Not just for girls
Like women, men experience hormonal shifts and changes. Testosterone levels can even vary from day to day. Some claim that these hormonal fluctuations may cause symptoms that mimic the symptoms of premenstrual syndrome PMS , including depression, fatigue, and mood swings. Yes, claims psychotherapist and author Jed Diamond, PhD.

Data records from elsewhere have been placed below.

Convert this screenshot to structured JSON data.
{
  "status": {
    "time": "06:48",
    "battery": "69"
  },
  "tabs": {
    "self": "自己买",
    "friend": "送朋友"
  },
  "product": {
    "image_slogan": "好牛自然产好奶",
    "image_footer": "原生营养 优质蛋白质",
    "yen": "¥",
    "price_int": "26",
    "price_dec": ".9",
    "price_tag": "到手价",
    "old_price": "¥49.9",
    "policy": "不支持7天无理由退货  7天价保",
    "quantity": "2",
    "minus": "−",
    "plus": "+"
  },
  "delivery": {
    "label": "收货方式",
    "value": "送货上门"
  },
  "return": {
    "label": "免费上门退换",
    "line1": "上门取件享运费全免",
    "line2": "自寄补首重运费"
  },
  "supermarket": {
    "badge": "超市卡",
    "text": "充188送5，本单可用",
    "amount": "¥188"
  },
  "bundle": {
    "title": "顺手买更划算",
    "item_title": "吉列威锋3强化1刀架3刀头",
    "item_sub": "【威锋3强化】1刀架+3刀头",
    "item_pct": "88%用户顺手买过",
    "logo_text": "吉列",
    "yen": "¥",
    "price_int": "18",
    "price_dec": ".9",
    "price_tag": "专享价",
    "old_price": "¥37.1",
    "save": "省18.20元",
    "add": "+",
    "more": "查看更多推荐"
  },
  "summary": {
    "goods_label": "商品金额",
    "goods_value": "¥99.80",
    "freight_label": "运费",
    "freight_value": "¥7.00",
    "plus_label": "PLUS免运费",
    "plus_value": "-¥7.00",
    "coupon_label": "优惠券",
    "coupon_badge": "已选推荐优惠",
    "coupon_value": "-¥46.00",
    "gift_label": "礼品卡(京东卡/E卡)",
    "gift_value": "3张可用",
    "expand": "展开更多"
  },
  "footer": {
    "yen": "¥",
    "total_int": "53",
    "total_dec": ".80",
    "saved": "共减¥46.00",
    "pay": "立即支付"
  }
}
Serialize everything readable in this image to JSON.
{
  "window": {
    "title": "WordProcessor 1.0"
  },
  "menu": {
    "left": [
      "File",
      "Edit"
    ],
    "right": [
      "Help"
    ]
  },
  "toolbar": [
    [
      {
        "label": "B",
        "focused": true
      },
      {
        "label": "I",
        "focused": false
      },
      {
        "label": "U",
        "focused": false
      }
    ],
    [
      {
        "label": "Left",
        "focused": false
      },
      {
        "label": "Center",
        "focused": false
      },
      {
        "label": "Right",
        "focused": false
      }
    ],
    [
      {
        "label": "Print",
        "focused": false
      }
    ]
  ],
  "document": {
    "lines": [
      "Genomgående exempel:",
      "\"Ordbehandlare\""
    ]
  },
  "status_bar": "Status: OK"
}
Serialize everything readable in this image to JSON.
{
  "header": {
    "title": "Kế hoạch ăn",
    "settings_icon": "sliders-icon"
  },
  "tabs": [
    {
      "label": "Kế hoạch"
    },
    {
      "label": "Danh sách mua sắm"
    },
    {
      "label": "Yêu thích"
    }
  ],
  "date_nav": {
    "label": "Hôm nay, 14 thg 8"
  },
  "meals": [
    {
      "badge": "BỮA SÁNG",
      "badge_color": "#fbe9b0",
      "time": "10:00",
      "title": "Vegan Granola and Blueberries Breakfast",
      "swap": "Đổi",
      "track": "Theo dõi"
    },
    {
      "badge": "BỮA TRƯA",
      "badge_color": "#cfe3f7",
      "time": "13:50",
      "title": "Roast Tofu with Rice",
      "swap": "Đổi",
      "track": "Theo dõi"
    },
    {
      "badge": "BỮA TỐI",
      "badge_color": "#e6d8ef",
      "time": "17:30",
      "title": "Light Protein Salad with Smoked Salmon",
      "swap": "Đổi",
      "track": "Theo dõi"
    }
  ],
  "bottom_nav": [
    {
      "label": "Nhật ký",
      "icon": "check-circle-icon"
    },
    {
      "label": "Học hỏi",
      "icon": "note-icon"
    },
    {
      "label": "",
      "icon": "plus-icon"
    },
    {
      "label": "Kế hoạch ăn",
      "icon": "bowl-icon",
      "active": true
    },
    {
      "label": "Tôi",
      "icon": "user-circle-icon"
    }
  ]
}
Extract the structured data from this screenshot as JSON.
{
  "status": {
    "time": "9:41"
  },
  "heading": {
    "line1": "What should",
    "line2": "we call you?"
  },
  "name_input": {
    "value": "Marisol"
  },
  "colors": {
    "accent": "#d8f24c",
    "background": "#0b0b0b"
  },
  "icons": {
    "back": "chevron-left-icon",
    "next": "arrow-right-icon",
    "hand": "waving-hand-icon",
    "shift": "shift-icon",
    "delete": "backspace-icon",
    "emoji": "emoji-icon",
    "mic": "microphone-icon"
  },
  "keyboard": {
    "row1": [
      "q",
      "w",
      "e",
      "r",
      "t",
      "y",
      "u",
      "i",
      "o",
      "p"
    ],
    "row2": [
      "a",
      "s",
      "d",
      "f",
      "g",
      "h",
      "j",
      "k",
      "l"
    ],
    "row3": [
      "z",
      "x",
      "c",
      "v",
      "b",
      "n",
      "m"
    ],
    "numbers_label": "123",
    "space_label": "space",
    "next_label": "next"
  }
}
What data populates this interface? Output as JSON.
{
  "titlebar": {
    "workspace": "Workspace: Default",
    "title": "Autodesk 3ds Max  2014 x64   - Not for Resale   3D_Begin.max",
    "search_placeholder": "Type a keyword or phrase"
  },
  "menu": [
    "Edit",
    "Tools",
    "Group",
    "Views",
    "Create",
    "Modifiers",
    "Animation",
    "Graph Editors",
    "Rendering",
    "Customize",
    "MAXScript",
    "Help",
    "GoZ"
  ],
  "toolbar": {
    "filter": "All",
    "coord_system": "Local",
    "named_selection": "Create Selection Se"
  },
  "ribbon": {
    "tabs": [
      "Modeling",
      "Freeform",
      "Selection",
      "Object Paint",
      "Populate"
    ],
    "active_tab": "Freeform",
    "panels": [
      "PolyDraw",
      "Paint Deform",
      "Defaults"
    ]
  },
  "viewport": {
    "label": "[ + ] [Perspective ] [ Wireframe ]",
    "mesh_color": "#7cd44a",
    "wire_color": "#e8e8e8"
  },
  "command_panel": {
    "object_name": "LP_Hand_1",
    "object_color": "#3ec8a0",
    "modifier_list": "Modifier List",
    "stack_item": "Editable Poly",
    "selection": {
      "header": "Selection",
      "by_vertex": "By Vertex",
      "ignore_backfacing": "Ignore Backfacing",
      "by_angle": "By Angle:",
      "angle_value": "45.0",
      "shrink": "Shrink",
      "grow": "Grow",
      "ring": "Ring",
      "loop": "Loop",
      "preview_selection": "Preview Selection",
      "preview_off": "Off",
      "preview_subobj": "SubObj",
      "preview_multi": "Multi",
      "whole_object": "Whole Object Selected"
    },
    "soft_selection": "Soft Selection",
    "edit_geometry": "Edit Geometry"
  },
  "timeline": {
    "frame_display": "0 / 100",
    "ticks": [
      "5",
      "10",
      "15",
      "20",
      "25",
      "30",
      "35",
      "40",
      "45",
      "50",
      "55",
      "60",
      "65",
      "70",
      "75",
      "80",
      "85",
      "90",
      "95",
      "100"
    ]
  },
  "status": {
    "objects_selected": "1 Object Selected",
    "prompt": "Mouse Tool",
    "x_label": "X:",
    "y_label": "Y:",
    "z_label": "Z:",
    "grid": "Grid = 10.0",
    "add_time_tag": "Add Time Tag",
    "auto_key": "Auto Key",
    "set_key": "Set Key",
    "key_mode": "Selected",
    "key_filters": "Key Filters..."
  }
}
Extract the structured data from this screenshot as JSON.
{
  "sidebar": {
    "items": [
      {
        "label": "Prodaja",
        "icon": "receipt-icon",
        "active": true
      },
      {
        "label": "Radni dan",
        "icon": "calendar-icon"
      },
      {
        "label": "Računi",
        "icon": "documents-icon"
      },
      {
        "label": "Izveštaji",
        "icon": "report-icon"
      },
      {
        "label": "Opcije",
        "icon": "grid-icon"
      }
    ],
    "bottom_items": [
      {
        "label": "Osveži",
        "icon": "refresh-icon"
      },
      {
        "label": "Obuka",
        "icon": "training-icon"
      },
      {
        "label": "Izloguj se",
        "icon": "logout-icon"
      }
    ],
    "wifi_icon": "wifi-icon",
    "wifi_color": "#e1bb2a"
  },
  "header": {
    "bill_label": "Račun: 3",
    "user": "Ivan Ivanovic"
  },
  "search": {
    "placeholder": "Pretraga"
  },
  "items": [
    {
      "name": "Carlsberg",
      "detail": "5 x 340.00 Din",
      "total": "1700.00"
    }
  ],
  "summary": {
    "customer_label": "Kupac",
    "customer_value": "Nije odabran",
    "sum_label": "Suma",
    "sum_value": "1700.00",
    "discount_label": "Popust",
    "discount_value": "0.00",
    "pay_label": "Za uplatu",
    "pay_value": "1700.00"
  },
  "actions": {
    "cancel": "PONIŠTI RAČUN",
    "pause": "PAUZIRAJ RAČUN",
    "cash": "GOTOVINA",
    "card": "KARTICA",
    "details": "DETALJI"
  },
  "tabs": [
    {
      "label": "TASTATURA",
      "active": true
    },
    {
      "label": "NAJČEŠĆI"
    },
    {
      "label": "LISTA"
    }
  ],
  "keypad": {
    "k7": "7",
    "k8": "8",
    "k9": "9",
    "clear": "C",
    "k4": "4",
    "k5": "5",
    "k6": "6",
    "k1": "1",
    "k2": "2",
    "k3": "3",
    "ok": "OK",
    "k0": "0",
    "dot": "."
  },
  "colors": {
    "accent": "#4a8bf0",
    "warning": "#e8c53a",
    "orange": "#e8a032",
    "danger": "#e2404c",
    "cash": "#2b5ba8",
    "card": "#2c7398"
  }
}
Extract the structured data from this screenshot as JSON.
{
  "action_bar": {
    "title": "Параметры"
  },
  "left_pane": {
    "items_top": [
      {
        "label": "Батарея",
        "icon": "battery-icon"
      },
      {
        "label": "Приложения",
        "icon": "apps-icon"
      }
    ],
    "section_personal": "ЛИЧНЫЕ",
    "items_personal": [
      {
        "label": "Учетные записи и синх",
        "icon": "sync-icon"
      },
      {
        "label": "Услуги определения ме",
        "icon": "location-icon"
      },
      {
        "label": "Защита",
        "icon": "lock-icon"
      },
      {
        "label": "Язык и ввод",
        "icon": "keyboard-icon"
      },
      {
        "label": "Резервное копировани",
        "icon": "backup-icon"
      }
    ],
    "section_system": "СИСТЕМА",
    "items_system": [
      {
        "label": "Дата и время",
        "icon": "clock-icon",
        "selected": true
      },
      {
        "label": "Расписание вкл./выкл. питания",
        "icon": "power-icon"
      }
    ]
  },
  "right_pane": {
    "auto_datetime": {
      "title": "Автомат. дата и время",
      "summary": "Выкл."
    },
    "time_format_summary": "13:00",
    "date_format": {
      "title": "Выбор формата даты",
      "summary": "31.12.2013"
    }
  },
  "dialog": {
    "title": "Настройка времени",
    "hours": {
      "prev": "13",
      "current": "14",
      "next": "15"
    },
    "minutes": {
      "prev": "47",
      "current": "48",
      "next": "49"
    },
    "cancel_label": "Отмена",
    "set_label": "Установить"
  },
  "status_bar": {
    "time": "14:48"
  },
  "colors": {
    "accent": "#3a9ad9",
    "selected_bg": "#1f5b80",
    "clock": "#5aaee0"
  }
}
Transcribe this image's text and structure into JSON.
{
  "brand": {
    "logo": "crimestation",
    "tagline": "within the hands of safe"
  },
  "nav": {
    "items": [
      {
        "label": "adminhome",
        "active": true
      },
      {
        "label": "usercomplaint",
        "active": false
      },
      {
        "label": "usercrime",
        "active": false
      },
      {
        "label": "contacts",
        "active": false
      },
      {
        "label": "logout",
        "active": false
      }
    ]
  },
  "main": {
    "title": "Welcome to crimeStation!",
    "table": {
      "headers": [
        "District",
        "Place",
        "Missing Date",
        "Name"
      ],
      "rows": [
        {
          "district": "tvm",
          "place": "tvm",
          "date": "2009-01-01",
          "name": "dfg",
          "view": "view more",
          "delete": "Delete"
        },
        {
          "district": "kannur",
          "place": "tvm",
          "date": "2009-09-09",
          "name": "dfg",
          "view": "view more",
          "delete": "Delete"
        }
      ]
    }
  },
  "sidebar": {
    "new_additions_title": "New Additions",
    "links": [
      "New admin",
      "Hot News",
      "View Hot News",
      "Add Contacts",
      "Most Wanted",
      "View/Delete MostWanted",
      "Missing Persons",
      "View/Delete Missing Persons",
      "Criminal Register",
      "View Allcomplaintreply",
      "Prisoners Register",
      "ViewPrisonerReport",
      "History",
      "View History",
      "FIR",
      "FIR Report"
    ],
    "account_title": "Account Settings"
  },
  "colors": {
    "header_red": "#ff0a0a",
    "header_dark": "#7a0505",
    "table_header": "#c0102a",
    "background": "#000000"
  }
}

Male menstruation is a term used colloquially for a type of bleeding in the urine or faeces , reported in some tropical countries. It is actually caused by parasite infestation of the urinary tract or intestines by Schistosoma haematobium , and cases of it are actually schistosomiasis , formerly known as bilharziasis. In some tropical peoples that work in wet places such as rice fields , most boys pick up Schistosoma , and start a big part of the bleeding, about puberty when they start working in the rice fields, and uneducated locals think that it is normal and refer to it as the male equivalent of female menstruation , and call it by their native language word for "menstruation". In at least one case, it was reported that a boy in an affected area started work in a factory instead of the rice fields, and so did not pick up Schistosoma , and did not develop the bleeding, and his father took him to a doctor asking for investigation of primary amenorrhoea. Male menstruation is often the result of blood in the veins leaking out and flowing out the urinary tract. From Wikipedia, the free encyclopedia. This article relies largely or entirely on a single source. Relevant discussion may be found on the talk page.